For the first five years of the colonial period, from 1840 to 1845, the New Zealand government was insolvent, spiraling deeper and deeper into debt and failing to pay salaries and other bills. It conscientiously adopted the revenue-raising methods proposed by London (mainly land sales and customs duties) plus several others (notably liquor licensing, a tax on auctions, and borough council rates), but the revenues raised never came close to covering spending. In desperation, it resorted to borrowing, printing money and experimenting with an income tax – an extraordinarily innovative move in 1844. Unsurprisingly, none of these measures proved satisfactory. London blamed the Colony’s governors, but the real problem was that its economy was simply too small to sustain a government even remotely resembling the British colonial norm.
Wednesday, April 13, 2016
Littlewood on Taxation in New Zealand, 1840-45
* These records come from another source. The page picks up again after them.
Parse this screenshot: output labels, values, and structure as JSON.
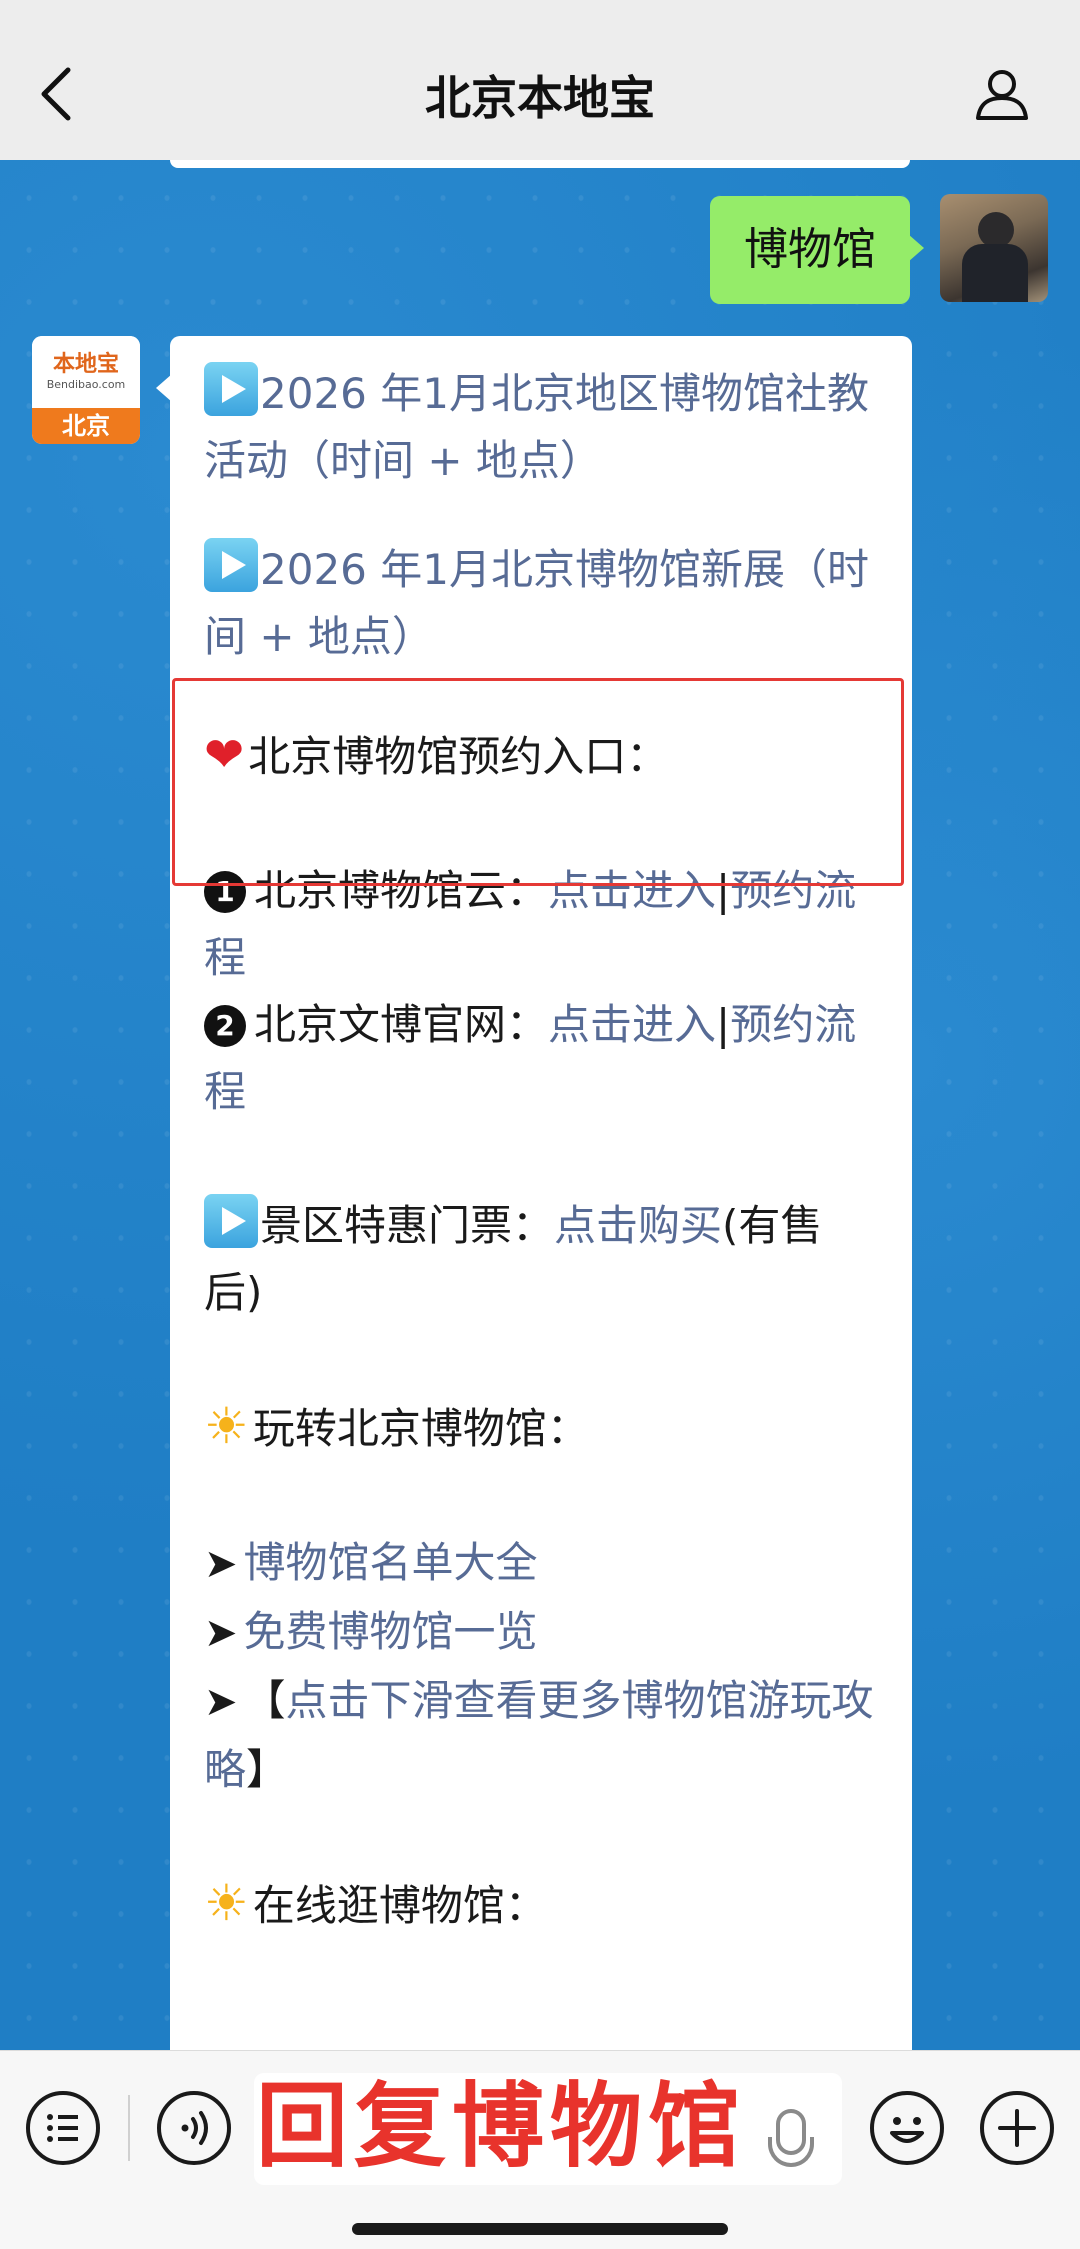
{
  "header": {
    "title": "北京本地宝",
    "back_icon": "chevron-left-icon",
    "profile_icon": "user-icon"
  },
  "chat": {
    "my_message": "博物馆",
    "bot_avatar": {
      "brand": "本地宝",
      "url": "Bendibao.com",
      "city": "北京"
    },
    "bot_message": {
      "item1": "2026 年1月北京地区博物馆社教活动（时间 + 地点）",
      "item2": "2026 年1月北京博物馆新展（时间 + 地点）",
      "reserve_heading": "北京博物馆预约入口：",
      "reserve": [
        {
          "num": "1",
          "label": "北京博物馆云：",
          "link1": "点击进入",
          "sep": "|",
          "link2": "预约流程"
        },
        {
          "num": "2",
          "label": "北京文博官网：",
          "link1": "点击进入",
          "sep": "|",
          "link2": "预约流程"
        }
      ],
      "tickets_label": "景区特惠门票：",
      "tickets_link": "点击购买",
      "tickets_note": "(有售后)",
      "play_heading": "玩转北京博物馆：",
      "play_links": [
        "博物馆名单大全",
        "免费博物馆一览"
      ],
      "more_open": "【",
      "more_link": "点击下滑查看更多博物馆游玩攻略",
      "more_close": "】",
      "online_heading": "在线逛博物馆："
    }
  },
  "bottom": {
    "overlay_text": "回复博物馆",
    "icons": [
      "menu-icon",
      "voice-icon",
      "mic-icon",
      "emoji-icon",
      "plus-icon"
    ]
  },
  "colors": {
    "link": "#576b95",
    "my_bubble": "#95ec69",
    "highlight_border": "#e53935",
    "overlay_text": "#e8332c"
  }
}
Michael Littlewood, University of Auckland Faculty of Law, has posted In the Beginning: Taxation in Early Colonial New Zealand: